WORK ORDER: Where an entry contains a picture, omit the picture and repeat the rest exactly.

::: RECORDS TO USE

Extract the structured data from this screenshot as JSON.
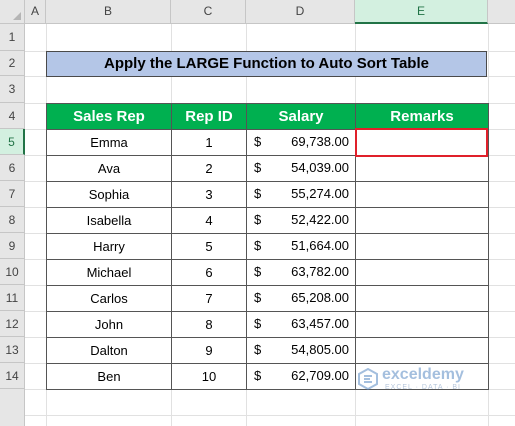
{
  "columns": [
    "A",
    "B",
    "C",
    "D",
    "E"
  ],
  "rows": [
    "1",
    "2",
    "3",
    "4",
    "5",
    "6",
    "7",
    "8",
    "9",
    "10",
    "11",
    "12",
    "13",
    "14"
  ],
  "selected_column": "E",
  "selected_row": "5",
  "title": "Apply the LARGE Function to Auto Sort Table",
  "table": {
    "headers": [
      "Sales Rep",
      "Rep ID",
      "Salary",
      "Remarks"
    ],
    "currency_symbol": "$",
    "records": [
      {
        "name": "Emma",
        "id": "1",
        "salary": "69,738.00",
        "remarks": ""
      },
      {
        "name": "Ava",
        "id": "2",
        "salary": "54,039.00",
        "remarks": ""
      },
      {
        "name": "Sophia",
        "id": "3",
        "salary": "55,274.00",
        "remarks": ""
      },
      {
        "name": "Isabella",
        "id": "4",
        "salary": "52,422.00",
        "remarks": ""
      },
      {
        "name": "Harry",
        "id": "5",
        "salary": "51,664.00",
        "remarks": ""
      },
      {
        "name": "Michael",
        "id": "6",
        "salary": "63,782.00",
        "remarks": ""
      },
      {
        "name": "Carlos",
        "id": "7",
        "salary": "65,208.00",
        "remarks": ""
      },
      {
        "name": "John",
        "id": "8",
        "salary": "63,457.00",
        "remarks": ""
      },
      {
        "name": "Dalton",
        "id": "9",
        "salary": "54,805.00",
        "remarks": ""
      },
      {
        "name": "Ben",
        "id": "10",
        "salary": "62,709.00",
        "remarks": ""
      }
    ]
  },
  "watermark": {
    "brand": "exceldemy",
    "tagline": "EXCEL · DATA · BI",
    "icon": "exceldemy-logo-icon"
  },
  "colors": {
    "header_green": "#00b050",
    "title_blue": "#b4c6e7",
    "selection_red": "#e0202a",
    "excel_green": "#217346"
  }
}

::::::

OUTPUT OF THE EXERCISE:
Extract the structured data from this screenshot as JSON.
{
  "columns": [
    "A",
    "B",
    "C",
    "D",
    "E"
  ],
  "rows": [
    "1",
    "2",
    "3",
    "4",
    "5",
    "6",
    "7",
    "8",
    "9",
    "10",
    "11",
    "12",
    "13",
    "14"
  ],
  "selected_column": "E",
  "selected_row": "5",
  "title": "Apply the LARGE Function to Auto Sort Table",
  "table": {
    "headers": [
      "Sales Rep",
      "Rep ID",
      "Salary",
      "Remarks"
    ],
    "currency_symbol": "$",
    "records": [
      {
        "name": "Emma",
        "id": "1",
        "salary": "69,738.00",
        "remarks": ""
      },
      {
        "name": "Ava",
        "id": "2",
        "salary": "54,039.00",
        "remarks": ""
      },
      {
        "name": "Sophia",
        "id": "3",
        "salary": "55,274.00",
        "remarks": ""
      },
      {
        "name": "Isabella",
        "id": "4",
        "salary": "52,422.00",
        "remarks": ""
      },
      {
        "name": "Harry",
        "id": "5",
        "salary": "51,664.00",
        "remarks": ""
      },
      {
        "name": "Michael",
        "id": "6",
        "salary": "63,782.00",
        "remarks": ""
      },
      {
        "name": "Carlos",
        "id": "7",
        "salary": "65,208.00",
        "remarks": ""
      },
      {
        "name": "John",
        "id": "8",
        "salary": "63,457.00",
        "remarks": ""
      },
      {
        "name": "Dalton",
        "id": "9",
        "salary": "54,805.00",
        "remarks": ""
      },
      {
        "name": "Ben",
        "id": "10",
        "salary": "62,709.00",
        "remarks": ""
      }
    ]
  },
  "watermark": {
    "brand": "exceldemy",
    "tagline": "EXCEL · DATA · BI",
    "icon": "exceldemy-logo-icon"
  },
  "colors": {
    "header_green": "#00b050",
    "title_blue": "#b4c6e7",
    "selection_red": "#e0202a",
    "excel_green": "#217346"
  }
}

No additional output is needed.